In this book, originally published in 1990, the author presents a general, critical overview of Robert E. Park and the Chicago school of American sociology. Lal concentrates on the contribution that Park and those working within the Chicago school tradition have made to the area of urban race and ethnicity, and suggests how the current thinking among sociologists, anthropologists, social historians, and social geographers might usefully be amalgamated with the ongoing tradition originating with Park at Chicago. This book should be of interest to students and teachers of sociology, urban studies and race relations.
Table of Contents

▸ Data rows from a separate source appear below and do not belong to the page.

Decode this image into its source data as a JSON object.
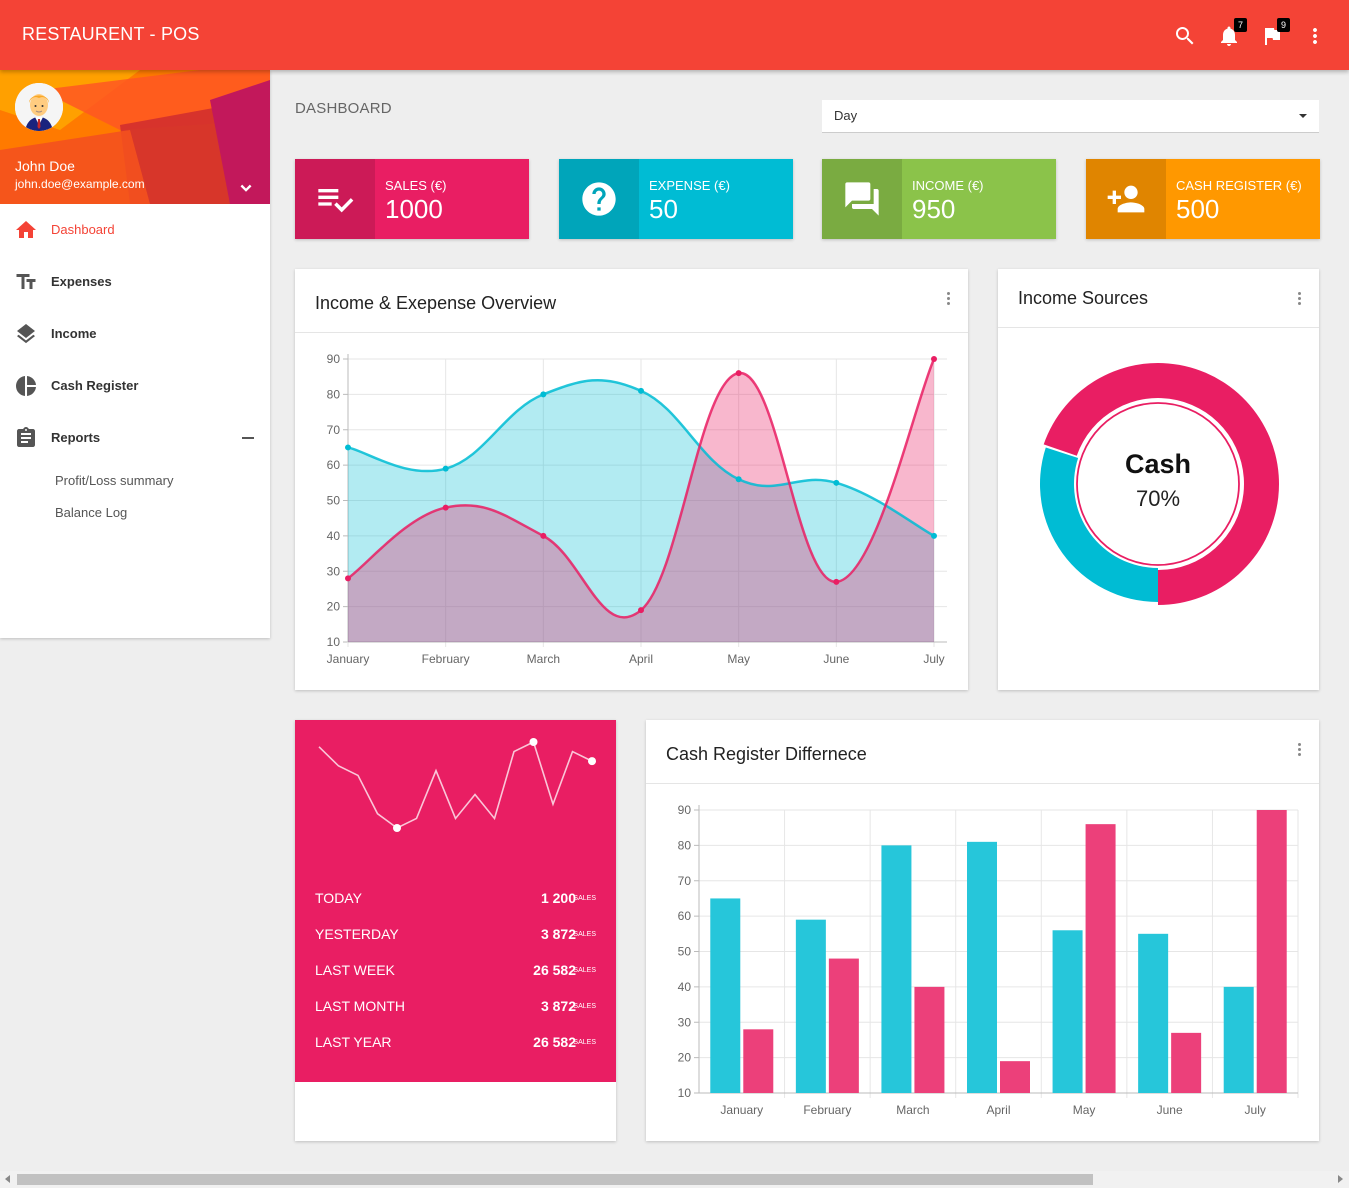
{
  "app": {
    "title": "RESTAURENT - POS"
  },
  "topbar": {
    "icons": [
      "search-icon",
      "bell-icon",
      "flag-icon",
      "more-vert-icon"
    ],
    "notifications_count": "7",
    "flags_count": "9"
  },
  "user": {
    "name": "John Doe",
    "email": "john.doe@example.com"
  },
  "sidebar": {
    "items": [
      {
        "label": "Dashboard",
        "icon": "home-icon",
        "active": true
      },
      {
        "label": "Expenses",
        "icon": "text-fields-icon"
      },
      {
        "label": "Income",
        "icon": "layers-icon"
      },
      {
        "label": "Cash Register",
        "icon": "pie-chart-icon"
      },
      {
        "label": "Reports",
        "icon": "clipboard-icon"
      }
    ],
    "report_subitems": [
      "Profit/Loss summary",
      "Balance Log"
    ]
  },
  "page": {
    "title": "DASHBOARD",
    "period": "Day"
  },
  "stats": [
    {
      "label": "SALES (€)",
      "value": "1000",
      "color": "#e91e63",
      "icon": "playlist-check-icon"
    },
    {
      "label": "EXPENSE (€)",
      "value": "50",
      "color": "#00bcd4",
      "icon": "help-icon"
    },
    {
      "label": "INCOME (€)",
      "value": "950",
      "color": "#8bc34a",
      "icon": "forum-icon"
    },
    {
      "label": "CASH REGISTER (€)",
      "value": "500",
      "color": "#ff9800",
      "icon": "person-add-icon"
    }
  ],
  "overview": {
    "title": "Income & Exepense Overview"
  },
  "sources": {
    "title": "Income Sources",
    "center_label": "Cash",
    "center_value": "70%"
  },
  "sales_summary": {
    "rows": [
      {
        "label": "TODAY",
        "value": "1 200",
        "unit": "SALES"
      },
      {
        "label": "YESTERDAY",
        "value": "3 872",
        "unit": "SALES"
      },
      {
        "label": "LAST WEEK",
        "value": "26 582",
        "unit": "SALES"
      },
      {
        "label": "LAST MONTH",
        "value": "3 872",
        "unit": "SALES"
      },
      {
        "label": "LAST YEAR",
        "value": "26 582",
        "unit": "SALES"
      }
    ]
  },
  "difference": {
    "title": "Cash Register Differnece"
  },
  "chart_data": [
    {
      "type": "area",
      "title": "Income & Exepense Overview",
      "categories": [
        "January",
        "February",
        "March",
        "April",
        "May",
        "June",
        "July"
      ],
      "ylim": [
        10,
        90
      ],
      "yticks": [
        10,
        20,
        30,
        40,
        50,
        60,
        70,
        80,
        90
      ],
      "grid": true,
      "series": [
        {
          "values": [
            65,
            59,
            80,
            81,
            56,
            55,
            40
          ],
          "color": "#00bcd4"
        },
        {
          "values": [
            28,
            48,
            40,
            19,
            86,
            27,
            90
          ],
          "color": "#e91e63"
        }
      ]
    },
    {
      "type": "pie",
      "title": "Income Sources",
      "values": [
        70,
        30
      ],
      "labels": [
        "Cash",
        ""
      ],
      "colors": [
        "#e91e63",
        "#00bcd4"
      ]
    },
    {
      "type": "line",
      "values": [
        28,
        24,
        22,
        14,
        11,
        13,
        23,
        13,
        18,
        13,
        27,
        29,
        16,
        27,
        25
      ],
      "highlighted_indices": [
        4,
        11,
        14
      ],
      "color": "#ffffff"
    },
    {
      "type": "bar",
      "title": "Cash Register Differnece",
      "categories": [
        "January",
        "February",
        "March",
        "April",
        "May",
        "June",
        "July"
      ],
      "ylim": [
        10,
        90
      ],
      "yticks": [
        10,
        20,
        30,
        40,
        50,
        60,
        70,
        80,
        90
      ],
      "grid": true,
      "series": [
        {
          "values": [
            65,
            59,
            80,
            81,
            56,
            55,
            40
          ],
          "color": "#26c6da"
        },
        {
          "values": [
            28,
            48,
            40,
            19,
            86,
            27,
            90
          ],
          "color": "#ec407a"
        }
      ]
    }
  ]
}
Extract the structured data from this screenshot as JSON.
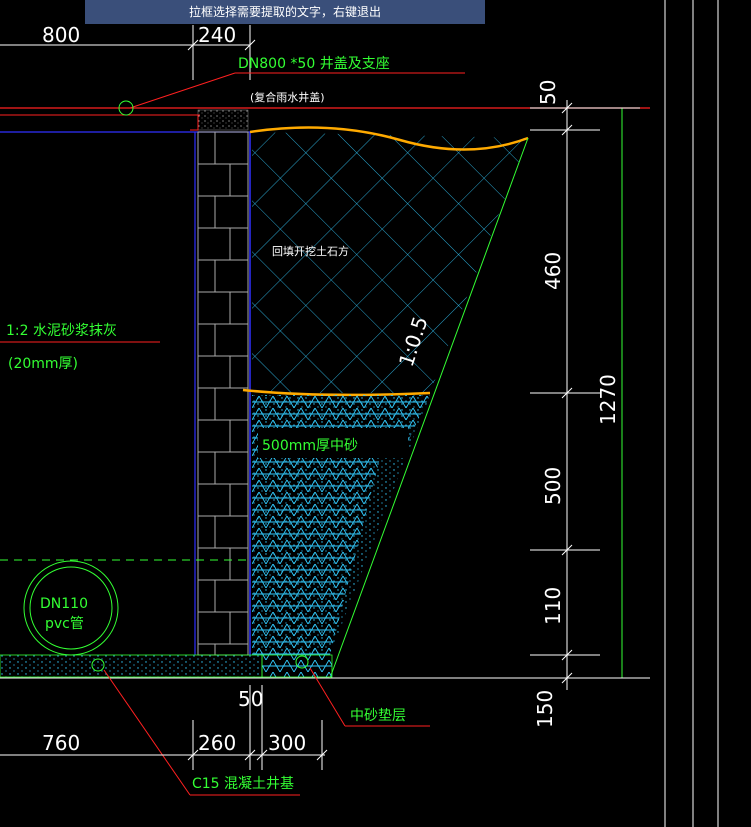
{
  "tooltip": "拉框选择需要提取的文字，右键退出",
  "dims_top": {
    "d800": "800",
    "d240": "240"
  },
  "dims_right": {
    "d50": "50",
    "d460": "460",
    "d1270": "1270",
    "d500": "500",
    "d110": "110",
    "d150": "150"
  },
  "dims_bottom": {
    "d50": "50",
    "d760": "760",
    "d260": "260",
    "d300": "300"
  },
  "labels": {
    "cover": "DN800 *50 井盖及支座",
    "cover_sub": "(复合雨水井盖)",
    "backfill": "回填开挖土石方",
    "slope": "1:0.5",
    "plaster1": "1:2 水泥砂浆抹灰",
    "plaster2": "(20mm厚)",
    "sand": "500mm厚中砂",
    "pipe1": "DN110",
    "pipe2": "pvc管",
    "cushion": "中砂垫层",
    "base": "C15 混凝土井基"
  },
  "colors": {
    "background": "#000000",
    "green": "#33ff33",
    "red": "#ff2020",
    "blue": "#3030ff",
    "cyan": "#33ccff",
    "orange": "#ffaa00",
    "white": "#ffffff"
  }
}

Acknowledgments; Introduction; 1. Social Context and Individual Biography 2. Culture, Communication, and Social Control 3. Park’s Approach to Race and Ethnic Relations 4. The Emergence of an Ethnographic Tradition 5. Immigrants and the ‘Ethnicity Paradox’ 6. ‘Bright Lights, Impending Shadows’: Afro-American Migration to Northern Cities 7. Getting It Together: A Scheme of Interpretation; Notes; Bibliography; Name Index; Subject Index